Friday, November 25, 2016


This is coolbert:

Came across this one quite by accident. From the wiki in part WHY the German did not resort to chemical weapons during the Second World War [WW2]:

"the Allies knew the Germans had quantities of Gas Blau available for use in the defense of the Atlantic Wall. The use of nerve gas on the Normandy beachhead would have seriously impeded the Allies and possibly caused the invasion to fail altogether. [that question being asked] 'Why was nerve gas not used in Normandy?' [as asked of] Hermann Göring . . . Göring answered that the reason gas was not used had to do with horses. The Wehrmacht was dependent upon horse-drawn transport to move supplies to their combat units, and had never been able to devise a gas mask horses could tolerate; the versions they developed would not pass enough pure air to allow the horses to pull a cart. Thus, gas was of no use to the German Army under most conditions".


* Gas Blau not a toxic chemical warfare agent? Used for inflating balloons and dirigibles and not lethal on the battlefield?

* Germany prior to what is commonly perceived during the Second World War highly dependent on horses as prime-movers.


* My understanding has always been that the Germans also believed the allies had nerve gas. The allies did not have nerve gas, but the German did believe so. That threat of retaliation in kind enough to dissuade the German chemical weapons. Perception is reality more so than reality is fact?

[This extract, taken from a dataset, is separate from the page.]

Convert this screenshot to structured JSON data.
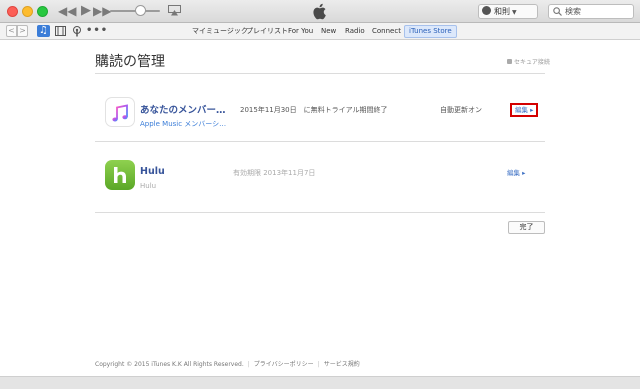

* Allies when landing at Normandy having issued to their troops the antidote for bio toxin poisoning. Allied troop uniforms also treated with the chemical CC-2. Further protection against poison gas attack of the blister agent variety. CC-2 also resulting in the troop having a terrible odor and stink most foul about him for a prolonged period.

To war with horse but no gas mask for horse and no poison gas? Can it be so?


1 comment:

Steiner said...

No. German nerve agents could have been delivered by the V-1 or V-2, no horses necessary. The reason was Hitler's personal opposition to the use of such weapons arising, according to Albert Speer among others, from battlefield experience in WW1. The same for radiation "salting" of potential landing sites in Sicily and Italy, which was also considered prior to those campaigns.